Typical vista along the Extraterrestrial Highway
You've heard about it. You may have dreamed about it. Now you can drive it: 98 miles of "out-of-this-world" roadway through some of the emptiest countryside in Nevada. Rachel is the only town along the way, and with the long, slow, straight descent to the valley bottom from both directions, you'll be seeing it long before you get there (if you have really good eyes, of course). But you can check out the Little A'Le'Inn (with its exterior wall screaming "Earthlings Welcome!") in Rachel and pick up your intergalactic souvenirs... maybe even have an Alien burger...
Rachel was founded as a mining camp in the 1970's but, as usual with mining ventures, the mine closed in the 1980's and the population has dropped off to what we see today. The stories of UFO sightings in the area began to circulate shortly after the mine closed but the locals pay attention to them only when asked by tourists and UFO hunters... Still, there are stories of more sightings in this area than anywhere else on Earth.

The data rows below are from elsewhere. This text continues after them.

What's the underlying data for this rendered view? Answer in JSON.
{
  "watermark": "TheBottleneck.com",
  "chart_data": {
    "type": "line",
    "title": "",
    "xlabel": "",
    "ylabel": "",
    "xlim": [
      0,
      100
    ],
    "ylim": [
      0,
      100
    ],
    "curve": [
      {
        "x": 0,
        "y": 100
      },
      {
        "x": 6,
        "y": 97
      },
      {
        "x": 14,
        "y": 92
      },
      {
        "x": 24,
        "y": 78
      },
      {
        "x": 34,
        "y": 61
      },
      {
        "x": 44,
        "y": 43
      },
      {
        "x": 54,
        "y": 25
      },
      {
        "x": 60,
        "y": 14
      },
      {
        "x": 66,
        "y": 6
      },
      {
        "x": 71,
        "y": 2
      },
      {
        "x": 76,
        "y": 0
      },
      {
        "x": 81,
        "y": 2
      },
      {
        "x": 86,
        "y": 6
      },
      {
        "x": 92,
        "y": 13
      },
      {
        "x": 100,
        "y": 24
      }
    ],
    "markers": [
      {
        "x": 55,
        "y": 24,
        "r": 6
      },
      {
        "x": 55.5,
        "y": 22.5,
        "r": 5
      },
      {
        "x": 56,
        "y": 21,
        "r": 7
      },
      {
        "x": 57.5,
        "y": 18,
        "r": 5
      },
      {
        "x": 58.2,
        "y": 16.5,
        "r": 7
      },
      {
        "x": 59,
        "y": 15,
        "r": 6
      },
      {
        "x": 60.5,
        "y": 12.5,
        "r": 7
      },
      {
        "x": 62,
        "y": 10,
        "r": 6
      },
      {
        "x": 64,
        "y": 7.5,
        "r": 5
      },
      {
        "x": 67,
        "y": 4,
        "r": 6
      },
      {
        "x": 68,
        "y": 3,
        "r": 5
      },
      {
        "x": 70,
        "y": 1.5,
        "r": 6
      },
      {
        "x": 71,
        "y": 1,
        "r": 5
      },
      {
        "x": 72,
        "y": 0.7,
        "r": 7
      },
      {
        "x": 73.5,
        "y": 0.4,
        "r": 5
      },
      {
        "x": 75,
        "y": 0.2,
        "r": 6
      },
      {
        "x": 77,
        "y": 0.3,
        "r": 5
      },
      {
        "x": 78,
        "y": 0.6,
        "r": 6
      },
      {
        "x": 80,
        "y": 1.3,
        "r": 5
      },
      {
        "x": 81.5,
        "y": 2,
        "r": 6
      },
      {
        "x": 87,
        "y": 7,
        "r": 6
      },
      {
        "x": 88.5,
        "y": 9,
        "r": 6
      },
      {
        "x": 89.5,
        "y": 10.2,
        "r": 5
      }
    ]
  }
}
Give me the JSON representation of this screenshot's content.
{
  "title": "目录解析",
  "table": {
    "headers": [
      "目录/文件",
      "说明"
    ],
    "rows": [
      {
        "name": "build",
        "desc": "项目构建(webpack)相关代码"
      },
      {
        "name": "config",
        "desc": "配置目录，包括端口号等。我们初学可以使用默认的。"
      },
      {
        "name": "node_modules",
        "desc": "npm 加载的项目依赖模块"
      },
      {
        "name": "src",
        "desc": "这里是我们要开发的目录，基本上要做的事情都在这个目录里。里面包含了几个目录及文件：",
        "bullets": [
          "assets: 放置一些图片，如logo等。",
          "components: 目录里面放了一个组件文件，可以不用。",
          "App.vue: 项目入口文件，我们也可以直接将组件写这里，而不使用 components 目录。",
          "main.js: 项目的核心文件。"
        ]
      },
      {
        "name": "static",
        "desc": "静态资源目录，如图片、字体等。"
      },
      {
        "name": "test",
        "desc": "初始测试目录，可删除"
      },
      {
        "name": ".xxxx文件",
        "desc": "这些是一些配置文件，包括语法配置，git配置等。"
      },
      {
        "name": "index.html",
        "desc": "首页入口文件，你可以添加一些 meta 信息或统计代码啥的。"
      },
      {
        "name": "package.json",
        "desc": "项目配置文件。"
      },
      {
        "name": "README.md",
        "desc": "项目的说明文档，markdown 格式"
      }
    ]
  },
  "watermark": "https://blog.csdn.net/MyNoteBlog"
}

Part of what makes the Extraterrestrial Highway exciting is the proximity of Groom Lake, the fabled/famed "Area 51" of UFO renown. There's a sign warning of alien encounters over the next 51 miles, and another claiming the speed limit is "Warp 7" (although I'm told these venerable signs have been removed and not replaced).
You can drive this paved road in a couple hours or take a couple days. There's a number of old mines and ghost towns spread out along the route and you'll pass close to the Mt. Irish Wilderness and Archaeological Area (wild and woolly countryside with many pictographs and petroglyphs). Just north of Rachel is the Worthington Mountains, Grant Range and Quinn Canyon Wilderness Areas.
The Extraterrestrial Highway begins at the junction of SR 375 and US 93 in Crystal Springs and ends at the junction of SR 375 and US 6 in Warm Springs.
Welcome to Rachel, with population demographics